Cooperative ClassificationC04B40/0028, C04B28/342
European ClassificationC04B40/00D, C04B28/34A
Legal Events
DateCodeEventDescription
Jan 19, 1988ASAssignment
Owner name: ARMSTRONG WORLD INDUSTRIES, INC., LANCASTER, PA, A
Free format text: ASSIGNMENT OF ASSIGNORS INTEREST.;ASSIGNORS:BARRALL, JEFFERY L.;GARMAN, ROBERT C.;REEL/FRAME:004843/0999
Effective date: 19871106
Owner name: ARMSTRONG WORLD INDUSTRIES, INC., A CORP. OF PA,
Free format text: ASSIGNMENT OF ASSIGNORS INTEREST;ASSIGNORS:BARRALL, JEFFERY L.;GARMAN, ROBERT C.;REEL/FRAME:004843/0999
Effective date: 19871106
May 30, 1989CCCertificate of correction
Mar 27, 1992FPAYFee payment
Year of fee payment: 4
Jul 30, 1996REMIMaintenance fee reminder mailed
Dec 22, 1996LAPSLapse for failure to pay maintenance fees
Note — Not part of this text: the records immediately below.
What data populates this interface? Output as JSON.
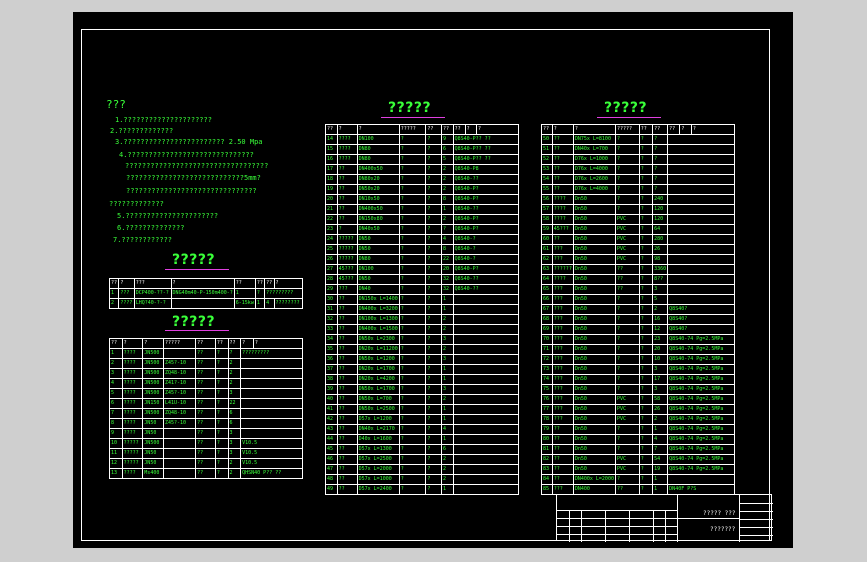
{
  "notes": {
    "heading": "???",
    "lines": [
      "1.?????????????????????",
      "2.?????????????",
      "3.????????????????????????      2.50  Mpa",
      "4.??????????????????????????????",
      "  ??????????????????????????????????",
      "  ????????????????????????????5mm?",
      "  ???????????????????????????????",
      "?????????????",
      "5.??????????????????????",
      "6.??????????????",
      "7.????????????"
    ]
  },
  "table1": {
    "title": "?????",
    "header": [
      "??",
      "?",
      "???",
      "?",
      "??",
      "??",
      "??",
      "?"
    ],
    "rows": [
      [
        "1",
        "???",
        "DCP400-??-?",
        "DNG40m40-P-150m400-?",
        "1",
        "?",
        "?????????"
      ],
      [
        "2",
        "????",
        "LHQ?40-?-?",
        "",
        "6-15kw",
        "1",
        "4",
        "????????"
      ]
    ]
  },
  "table2": {
    "title": "?????",
    "header": [
      "??",
      "?",
      "?",
      "?????",
      "??",
      "??",
      "??",
      "?",
      "?"
    ],
    "rows": [
      [
        "1",
        "????",
        "JN500",
        "",
        "??",
        "?",
        "?",
        "?????????"
      ],
      [
        "2",
        "????",
        "JN500",
        "Z45?-10",
        "??",
        "?",
        "2",
        ""
      ],
      [
        "3",
        "????",
        "JN500",
        "ZQ48-10",
        "??",
        "?",
        "2",
        ""
      ],
      [
        "4",
        "????",
        "JN500",
        "Z41?-10",
        "??",
        "?",
        "2",
        ""
      ],
      [
        "5",
        "????",
        "JN500",
        "Z45?-10",
        "??",
        "?",
        "3",
        ""
      ],
      [
        "6",
        "????",
        "JN150",
        "L41U-10",
        "??",
        "?",
        "22",
        ""
      ],
      [
        "7",
        "????",
        "JN500",
        "ZQ48-10",
        "??",
        "?",
        "6",
        ""
      ],
      [
        "8",
        "????",
        "JN50",
        "Z45?-10",
        "??",
        "?",
        "6",
        ""
      ],
      [
        "9",
        "????",
        "JN50",
        "",
        "??",
        "?",
        "3",
        ""
      ],
      [
        "10",
        "?????",
        "JN500",
        "",
        "??",
        "?",
        "3",
        "V10.5"
      ],
      [
        "11",
        "?????",
        "JN50",
        "",
        "??",
        "?",
        "3",
        "V10.5"
      ],
      [
        "12",
        "?????",
        "JN50",
        "",
        "??",
        "?",
        "2",
        "V10.5"
      ],
      [
        "13",
        "????",
        "Ms400",
        "",
        "??",
        "?",
        "2",
        "QHSN40 P??  ??"
      ]
    ]
  },
  "table3": {
    "title": "?????",
    "header": [
      "??",
      "?",
      "?",
      "?????",
      "??",
      "??",
      "??",
      "?",
      "?"
    ],
    "rows": [
      [
        "14",
        "????",
        "DN100",
        "?",
        "?",
        "9",
        "Q8S40-P??  ??"
      ],
      [
        "15",
        "????",
        "DN80",
        "?",
        "?",
        "6",
        "Q8S40-P??  ??"
      ],
      [
        "16",
        "????",
        "DN80",
        "?",
        "?",
        "5",
        "Q8S40-P??  ??"
      ],
      [
        "17",
        "??",
        "DN400x50",
        "?",
        "?",
        "2",
        "Q8S40-P8"
      ],
      [
        "18",
        "??",
        "DN80x20",
        "?",
        "?",
        "2",
        "Q8S40-??"
      ],
      [
        "19",
        "??",
        "DN50x20",
        "?",
        "?",
        "2",
        "Q8S40-P?"
      ],
      [
        "20",
        "??",
        "DN10x50",
        "?",
        "?",
        "8",
        "Q8S40-P?"
      ],
      [
        "21",
        "??",
        "DN400x50",
        "?",
        "?",
        "1",
        "Q8S40-??"
      ],
      [
        "22",
        "??",
        "DN150x80",
        "?",
        "?",
        "2",
        "Q8S40-P?"
      ],
      [
        "23",
        "?",
        "DN40x50",
        "?",
        "?",
        "?",
        "Q8S40-P?"
      ],
      [
        "24",
        "?????",
        "DN50",
        "?",
        "?",
        "4",
        "Q8S40-?"
      ],
      [
        "25",
        "?????",
        "DN50",
        "?",
        "?",
        "8",
        "Q8S40-?"
      ],
      [
        "26",
        "?????",
        "DN80",
        "?",
        "?",
        "22",
        "Q8S40-?"
      ],
      [
        "27",
        "45???",
        "DN100",
        "?",
        "?",
        "20",
        "Q8S40-P?"
      ],
      [
        "28",
        "45???",
        "DN50",
        "?",
        "?",
        "32",
        "Q8S40-??"
      ],
      [
        "29",
        "???",
        "DN40",
        "?",
        "?",
        "32",
        "Q8S40-??"
      ],
      [
        "30",
        "??",
        "DN150x L=1400",
        "?",
        "?",
        "1",
        ""
      ],
      [
        "31",
        "??",
        "DN400x L=3200",
        "?",
        "?",
        "1",
        ""
      ],
      [
        "32",
        "??",
        "DN100x L=1300",
        "?",
        "?",
        "2",
        ""
      ],
      [
        "33",
        "??",
        "DN400x L=1500",
        "?",
        "?",
        "2",
        ""
      ],
      [
        "34",
        "??",
        "DN50x L=2300",
        "?",
        "?",
        "3",
        ""
      ],
      [
        "35",
        "??",
        "DN20x L=11200",
        "?",
        "?",
        "2",
        ""
      ],
      [
        "36",
        "??",
        "DN50x L=1200",
        "?",
        "?",
        "3",
        ""
      ],
      [
        "37",
        "??",
        "DN20x L=1700",
        "?",
        "?",
        "1",
        ""
      ],
      [
        "38",
        "??",
        "DN20x L=4200",
        "?",
        "?",
        "1",
        ""
      ],
      [
        "39",
        "??",
        "DN50x L=1700",
        "?",
        "?",
        "3",
        ""
      ],
      [
        "40",
        "??",
        "DN50x L=700",
        "?",
        "?",
        "2",
        ""
      ],
      [
        "41",
        "??",
        "DN50x L=2500",
        "?",
        "?",
        "1",
        ""
      ],
      [
        "42",
        "??",
        "D57x L=1200",
        "?",
        "?",
        "1",
        ""
      ],
      [
        "43",
        "??",
        "DN40x L=2170",
        "?",
        "?",
        "4",
        ""
      ],
      [
        "44",
        "??",
        "D40x L=1600",
        "?",
        "?",
        "1",
        ""
      ],
      [
        "45",
        "??",
        "D57x L=1300",
        "?",
        "?",
        "6",
        ""
      ],
      [
        "46",
        "??",
        "D57x L=2500",
        "?",
        "?",
        "2",
        ""
      ],
      [
        "47",
        "??",
        "D57x L=2000",
        "?",
        "?",
        "2",
        ""
      ],
      [
        "48",
        "??",
        "D57x L=1000",
        "?",
        "?",
        "2",
        ""
      ],
      [
        "49",
        "??",
        "D57x L=2400",
        "?",
        "?",
        "1",
        ""
      ]
    ]
  },
  "table4": {
    "title": "?????",
    "header": [
      "??",
      "?",
      "?",
      "?????",
      "??",
      "??",
      "??",
      "?",
      "?"
    ],
    "rows": [
      [
        "50",
        "??",
        "DN75x L=8100",
        "?",
        "?",
        "?",
        ""
      ],
      [
        "51",
        "??",
        "DN40x L=700",
        "?",
        "?",
        "?",
        ""
      ],
      [
        "52",
        "??",
        "D76x L=1000",
        "?",
        "?",
        "?",
        ""
      ],
      [
        "53",
        "??",
        "D76x L=4000",
        "?",
        "?",
        "?",
        ""
      ],
      [
        "54",
        "??",
        "D76x L=2600",
        "?",
        "?",
        "?",
        ""
      ],
      [
        "55",
        "??",
        "D76x L=4000",
        "?",
        "?",
        "?",
        ""
      ],
      [
        "56",
        "????",
        "Dn50",
        "?",
        "?",
        "240",
        ""
      ],
      [
        "57",
        "????",
        "Dn50",
        "?",
        "?",
        "120",
        ""
      ],
      [
        "58",
        "????",
        "Dn50",
        "PVC",
        "?",
        "120",
        ""
      ],
      [
        "59",
        "45???",
        "Dn50",
        "PVC",
        "?",
        "64",
        ""
      ],
      [
        "60",
        "??",
        "Dn50",
        "PVC",
        "?",
        "280",
        ""
      ],
      [
        "61",
        "???",
        "Dn50",
        "PVC",
        "?",
        "26",
        ""
      ],
      [
        "62",
        "???",
        "Dn50",
        "PVC",
        "?",
        "98",
        ""
      ],
      [
        "63",
        "??????",
        "Dn50",
        "??",
        "?",
        "3360",
        ""
      ],
      [
        "64",
        "????",
        "Dn50",
        "??",
        "?",
        "8??",
        ""
      ],
      [
        "65",
        "???",
        "Dn50",
        "??",
        "?",
        "3",
        ""
      ],
      [
        "66",
        "???",
        "Dn50",
        "?",
        "?",
        "5",
        ""
      ],
      [
        "67",
        "???",
        "Dn50",
        "?",
        "?",
        "2",
        "Q8S40?"
      ],
      [
        "68",
        "???",
        "Dn50",
        "?",
        "?",
        "16",
        "Q8S40?"
      ],
      [
        "69",
        "???",
        "Dn50",
        "?",
        "?",
        "12",
        "Q8S40?"
      ],
      [
        "70",
        "???",
        "Dn50",
        "?",
        "?",
        "23",
        "Q8S40-74 Pg=2.5MPa"
      ],
      [
        "71",
        "???",
        "Dn50",
        "?",
        "?",
        "20",
        "Q8S40-74 Pg=2.5MPa"
      ],
      [
        "72",
        "???",
        "Dn50",
        "?",
        "?",
        "10",
        "Q8S40-74 Pg=2.5MPa"
      ],
      [
        "73",
        "???",
        "Dn50",
        "?",
        "?",
        "3",
        "Q8S40-74 Pg=2.5MPa"
      ],
      [
        "74",
        "???",
        "Dn50",
        "?",
        "?",
        "17",
        "Q8S40-74 Pg=2.5MPa"
      ],
      [
        "75",
        "???",
        "Dn50",
        "?",
        "?",
        "3",
        "Q8S40-74 Pg=2.5MPa"
      ],
      [
        "76",
        "???",
        "Dn50",
        "PVC",
        "?",
        "58",
        "Q8S40-74 Pg=2.5MPa"
      ],
      [
        "77",
        "???",
        "Dn50",
        "PVC",
        "?",
        "26",
        "Q8S40-74 Pg=2.5MPa"
      ],
      [
        "78",
        "???",
        "Dn50",
        "PVC",
        "?",
        "2",
        "Q8S40-74 Pg=2.5MPa"
      ],
      [
        "79",
        "??",
        "Dn50",
        "?",
        "?",
        "1",
        "Q8S40-74 Pg=2.5MPa"
      ],
      [
        "80",
        "??",
        "Dn50",
        "?",
        "?",
        "4",
        "Q8S40-74 Pg=2.5MPa"
      ],
      [
        "81",
        "??",
        "Dn50",
        "?",
        "?",
        "7",
        "Q8S40-74 Pg=2.5MPa"
      ],
      [
        "82",
        "??",
        "Dn50",
        "PVC",
        "?",
        "54",
        "Q8S40-74 Pg=2.5MPa"
      ],
      [
        "83",
        "??",
        "Dn50",
        "PVC",
        "?",
        "19",
        "Q8S40-74 Pg=2.5MPa"
      ],
      [
        "84",
        "??",
        "DN400x L=2000",
        "?",
        "?",
        "1",
        ""
      ],
      [
        "85",
        "???",
        "DN400",
        "??",
        "?",
        "1",
        "DN40F P?S"
      ]
    ]
  },
  "titleblock": {
    "stamp": "?????  ???",
    "name": "???????"
  }
}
Mar 4, 1997FPExpired due to failure to pay maintenance fee
Effective date: 19961225